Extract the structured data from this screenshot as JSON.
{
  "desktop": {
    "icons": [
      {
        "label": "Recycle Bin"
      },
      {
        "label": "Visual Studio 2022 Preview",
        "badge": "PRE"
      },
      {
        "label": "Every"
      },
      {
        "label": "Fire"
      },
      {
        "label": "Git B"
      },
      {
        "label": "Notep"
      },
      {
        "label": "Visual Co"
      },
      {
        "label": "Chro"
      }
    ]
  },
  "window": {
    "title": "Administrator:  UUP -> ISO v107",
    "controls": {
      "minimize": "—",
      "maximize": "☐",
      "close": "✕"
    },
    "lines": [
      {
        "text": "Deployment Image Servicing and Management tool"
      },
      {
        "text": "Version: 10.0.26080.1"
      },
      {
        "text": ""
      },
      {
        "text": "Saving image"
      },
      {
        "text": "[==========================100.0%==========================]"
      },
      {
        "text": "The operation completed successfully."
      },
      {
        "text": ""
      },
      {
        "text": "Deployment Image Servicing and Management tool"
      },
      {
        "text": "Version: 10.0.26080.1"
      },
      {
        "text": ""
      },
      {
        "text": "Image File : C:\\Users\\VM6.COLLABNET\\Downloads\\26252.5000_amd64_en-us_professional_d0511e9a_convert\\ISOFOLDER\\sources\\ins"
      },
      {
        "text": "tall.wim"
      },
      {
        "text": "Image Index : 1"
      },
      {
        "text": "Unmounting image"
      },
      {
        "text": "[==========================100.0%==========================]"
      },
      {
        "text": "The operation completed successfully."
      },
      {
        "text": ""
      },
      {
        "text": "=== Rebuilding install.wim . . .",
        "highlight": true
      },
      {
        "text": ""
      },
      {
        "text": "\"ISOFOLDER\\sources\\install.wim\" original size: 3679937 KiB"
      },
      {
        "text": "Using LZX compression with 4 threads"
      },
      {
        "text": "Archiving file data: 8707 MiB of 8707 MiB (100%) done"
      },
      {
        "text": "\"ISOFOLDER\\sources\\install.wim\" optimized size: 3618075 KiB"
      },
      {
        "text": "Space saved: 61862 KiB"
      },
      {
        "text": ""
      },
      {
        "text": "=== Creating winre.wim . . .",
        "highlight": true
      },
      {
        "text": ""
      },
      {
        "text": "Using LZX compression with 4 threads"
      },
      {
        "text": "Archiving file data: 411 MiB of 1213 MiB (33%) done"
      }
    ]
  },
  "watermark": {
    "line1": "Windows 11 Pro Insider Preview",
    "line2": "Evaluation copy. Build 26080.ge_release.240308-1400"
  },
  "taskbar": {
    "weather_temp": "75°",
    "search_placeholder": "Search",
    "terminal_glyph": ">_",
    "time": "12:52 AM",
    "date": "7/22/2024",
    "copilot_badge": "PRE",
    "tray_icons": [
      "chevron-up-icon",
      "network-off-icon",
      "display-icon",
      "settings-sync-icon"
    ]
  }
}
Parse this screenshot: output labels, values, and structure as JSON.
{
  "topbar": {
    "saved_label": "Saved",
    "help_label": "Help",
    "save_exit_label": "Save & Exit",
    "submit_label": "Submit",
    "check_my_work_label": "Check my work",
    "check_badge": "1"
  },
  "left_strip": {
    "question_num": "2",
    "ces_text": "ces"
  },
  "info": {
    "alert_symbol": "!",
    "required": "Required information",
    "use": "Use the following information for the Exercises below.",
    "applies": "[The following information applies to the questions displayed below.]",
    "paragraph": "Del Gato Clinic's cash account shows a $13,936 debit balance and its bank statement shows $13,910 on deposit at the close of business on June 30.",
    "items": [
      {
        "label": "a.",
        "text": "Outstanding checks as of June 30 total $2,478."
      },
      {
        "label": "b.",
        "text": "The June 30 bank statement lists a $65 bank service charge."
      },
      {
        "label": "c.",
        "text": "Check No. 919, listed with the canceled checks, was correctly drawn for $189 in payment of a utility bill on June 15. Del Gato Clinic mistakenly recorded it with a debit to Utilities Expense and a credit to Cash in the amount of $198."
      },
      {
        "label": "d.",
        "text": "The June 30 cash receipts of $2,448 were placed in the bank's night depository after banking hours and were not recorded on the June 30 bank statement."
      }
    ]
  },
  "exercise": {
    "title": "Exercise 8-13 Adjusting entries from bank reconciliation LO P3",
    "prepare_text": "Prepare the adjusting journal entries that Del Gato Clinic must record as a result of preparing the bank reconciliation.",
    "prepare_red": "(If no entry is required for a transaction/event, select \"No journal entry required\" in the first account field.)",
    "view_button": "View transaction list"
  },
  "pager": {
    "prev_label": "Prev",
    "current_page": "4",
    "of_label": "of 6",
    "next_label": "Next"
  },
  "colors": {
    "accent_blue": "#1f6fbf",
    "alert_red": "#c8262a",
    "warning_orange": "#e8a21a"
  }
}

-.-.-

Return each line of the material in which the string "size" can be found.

        "text": "\"ISOFOLDER\\sources\\install.wim\" original size: 3679937 KiB"
        "text": "\"ISOFOLDER\\sources\\install.wim\" optimized size: 3618075 KiB"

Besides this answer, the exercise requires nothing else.